• TASK DIRECTIONS: In the entries that follow, find the word "сборками" and report each line it is on.

• RECORD EXTRACTS:

※ ※ ※

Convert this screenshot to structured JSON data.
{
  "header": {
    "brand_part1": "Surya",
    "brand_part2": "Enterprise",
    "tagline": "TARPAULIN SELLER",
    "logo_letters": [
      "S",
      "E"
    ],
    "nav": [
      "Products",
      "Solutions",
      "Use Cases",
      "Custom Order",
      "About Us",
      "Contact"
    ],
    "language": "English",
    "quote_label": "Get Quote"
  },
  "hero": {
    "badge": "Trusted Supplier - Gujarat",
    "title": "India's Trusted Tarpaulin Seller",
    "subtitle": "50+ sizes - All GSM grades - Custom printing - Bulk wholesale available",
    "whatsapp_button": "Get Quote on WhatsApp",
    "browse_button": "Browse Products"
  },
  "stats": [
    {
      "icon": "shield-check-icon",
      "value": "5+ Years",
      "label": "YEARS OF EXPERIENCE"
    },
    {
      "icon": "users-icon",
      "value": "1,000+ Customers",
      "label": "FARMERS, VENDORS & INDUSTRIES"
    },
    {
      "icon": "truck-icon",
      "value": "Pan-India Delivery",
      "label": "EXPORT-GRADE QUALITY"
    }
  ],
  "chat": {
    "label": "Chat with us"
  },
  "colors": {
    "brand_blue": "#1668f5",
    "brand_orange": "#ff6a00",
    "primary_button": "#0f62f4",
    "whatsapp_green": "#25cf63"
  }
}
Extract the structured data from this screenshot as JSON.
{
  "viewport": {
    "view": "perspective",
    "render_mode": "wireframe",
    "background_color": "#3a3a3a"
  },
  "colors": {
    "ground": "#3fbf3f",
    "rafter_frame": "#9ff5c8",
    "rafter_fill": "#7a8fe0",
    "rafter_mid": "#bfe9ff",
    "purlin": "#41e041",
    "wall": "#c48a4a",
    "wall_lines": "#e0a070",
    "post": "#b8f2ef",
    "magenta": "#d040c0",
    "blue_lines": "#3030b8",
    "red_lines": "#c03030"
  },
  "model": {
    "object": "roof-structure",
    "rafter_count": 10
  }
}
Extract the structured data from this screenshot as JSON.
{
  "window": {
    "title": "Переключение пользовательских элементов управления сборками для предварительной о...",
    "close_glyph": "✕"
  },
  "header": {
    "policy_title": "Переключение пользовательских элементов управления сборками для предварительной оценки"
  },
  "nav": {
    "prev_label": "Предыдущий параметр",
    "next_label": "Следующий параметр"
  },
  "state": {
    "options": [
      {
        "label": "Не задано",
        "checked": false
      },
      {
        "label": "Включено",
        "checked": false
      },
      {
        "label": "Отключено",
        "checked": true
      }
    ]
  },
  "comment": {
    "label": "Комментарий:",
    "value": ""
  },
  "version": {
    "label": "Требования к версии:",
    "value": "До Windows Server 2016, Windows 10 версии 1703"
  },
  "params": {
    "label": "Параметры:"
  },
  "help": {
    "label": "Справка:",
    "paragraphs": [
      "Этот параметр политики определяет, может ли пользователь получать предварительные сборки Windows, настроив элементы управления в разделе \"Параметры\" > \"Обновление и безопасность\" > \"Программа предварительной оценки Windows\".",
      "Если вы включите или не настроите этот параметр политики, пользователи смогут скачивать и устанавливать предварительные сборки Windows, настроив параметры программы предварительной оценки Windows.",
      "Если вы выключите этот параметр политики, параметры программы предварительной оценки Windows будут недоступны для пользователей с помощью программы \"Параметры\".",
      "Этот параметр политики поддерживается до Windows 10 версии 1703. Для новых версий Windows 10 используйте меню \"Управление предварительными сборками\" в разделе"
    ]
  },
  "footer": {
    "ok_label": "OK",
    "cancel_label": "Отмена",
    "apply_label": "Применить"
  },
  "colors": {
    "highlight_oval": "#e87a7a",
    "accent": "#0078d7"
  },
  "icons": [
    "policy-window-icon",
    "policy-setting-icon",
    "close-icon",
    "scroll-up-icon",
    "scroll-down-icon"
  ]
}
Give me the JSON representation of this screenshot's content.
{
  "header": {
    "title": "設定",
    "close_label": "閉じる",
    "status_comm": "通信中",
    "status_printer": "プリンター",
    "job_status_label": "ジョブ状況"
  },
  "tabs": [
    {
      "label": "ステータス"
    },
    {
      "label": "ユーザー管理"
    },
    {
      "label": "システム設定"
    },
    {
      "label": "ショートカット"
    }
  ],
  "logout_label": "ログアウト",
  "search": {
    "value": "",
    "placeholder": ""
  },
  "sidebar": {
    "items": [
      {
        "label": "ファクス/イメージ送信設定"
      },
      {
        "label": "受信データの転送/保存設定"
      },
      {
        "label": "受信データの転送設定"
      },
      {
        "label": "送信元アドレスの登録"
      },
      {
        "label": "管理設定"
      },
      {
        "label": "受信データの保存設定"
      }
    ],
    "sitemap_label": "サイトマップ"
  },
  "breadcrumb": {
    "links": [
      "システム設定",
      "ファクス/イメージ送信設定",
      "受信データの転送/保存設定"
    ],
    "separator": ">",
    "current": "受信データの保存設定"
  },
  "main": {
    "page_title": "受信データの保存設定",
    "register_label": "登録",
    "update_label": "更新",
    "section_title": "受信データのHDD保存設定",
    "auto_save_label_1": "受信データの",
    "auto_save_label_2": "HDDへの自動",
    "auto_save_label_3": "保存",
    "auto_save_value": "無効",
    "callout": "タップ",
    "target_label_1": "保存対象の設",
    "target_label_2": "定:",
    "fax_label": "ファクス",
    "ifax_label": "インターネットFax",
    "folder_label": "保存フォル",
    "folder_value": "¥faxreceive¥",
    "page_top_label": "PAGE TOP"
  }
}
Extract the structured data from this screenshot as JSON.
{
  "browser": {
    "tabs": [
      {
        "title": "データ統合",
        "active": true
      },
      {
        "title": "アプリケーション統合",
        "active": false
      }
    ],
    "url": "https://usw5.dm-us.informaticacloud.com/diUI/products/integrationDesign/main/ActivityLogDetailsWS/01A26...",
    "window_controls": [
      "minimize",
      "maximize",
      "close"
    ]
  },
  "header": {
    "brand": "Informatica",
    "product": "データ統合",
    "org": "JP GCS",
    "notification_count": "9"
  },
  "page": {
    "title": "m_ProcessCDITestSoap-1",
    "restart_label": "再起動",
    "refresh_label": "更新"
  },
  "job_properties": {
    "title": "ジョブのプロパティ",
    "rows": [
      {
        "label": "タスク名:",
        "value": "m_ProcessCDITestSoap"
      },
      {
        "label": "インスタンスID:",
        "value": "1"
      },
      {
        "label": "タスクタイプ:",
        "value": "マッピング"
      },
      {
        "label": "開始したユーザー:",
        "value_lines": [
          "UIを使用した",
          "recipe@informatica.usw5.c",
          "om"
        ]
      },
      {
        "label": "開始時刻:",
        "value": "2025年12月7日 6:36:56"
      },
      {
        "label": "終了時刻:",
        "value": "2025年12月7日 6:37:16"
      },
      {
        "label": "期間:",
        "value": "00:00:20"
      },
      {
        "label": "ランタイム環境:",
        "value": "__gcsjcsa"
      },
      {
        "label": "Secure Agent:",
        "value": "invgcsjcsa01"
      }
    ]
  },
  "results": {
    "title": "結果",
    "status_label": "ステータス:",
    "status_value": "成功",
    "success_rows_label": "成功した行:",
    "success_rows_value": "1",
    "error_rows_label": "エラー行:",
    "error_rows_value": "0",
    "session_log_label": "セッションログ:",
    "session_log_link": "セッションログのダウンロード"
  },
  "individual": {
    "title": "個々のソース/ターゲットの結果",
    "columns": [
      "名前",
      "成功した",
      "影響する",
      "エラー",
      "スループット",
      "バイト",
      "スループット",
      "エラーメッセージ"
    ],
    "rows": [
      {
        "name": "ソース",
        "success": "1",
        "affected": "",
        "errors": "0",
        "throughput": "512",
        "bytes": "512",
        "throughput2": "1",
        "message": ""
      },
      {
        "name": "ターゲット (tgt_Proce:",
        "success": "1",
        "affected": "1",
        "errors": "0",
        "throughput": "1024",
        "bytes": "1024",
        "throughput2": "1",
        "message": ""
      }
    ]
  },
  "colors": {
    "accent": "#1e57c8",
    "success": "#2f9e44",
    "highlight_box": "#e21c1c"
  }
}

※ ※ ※

• ANSWER FOR THE TASK:
    "title": "Переключение пользовательских элементов управления сборками для предварительной о...",
    "policy_title": "Переключение пользовательских элементов управления сборками для предварительной оценки"
      "Этот параметр политики поддерживается до Windows 10 версии 1703. Для новых версий Windows 10 используйте меню \"Управление предварительными сборками\" в разделе"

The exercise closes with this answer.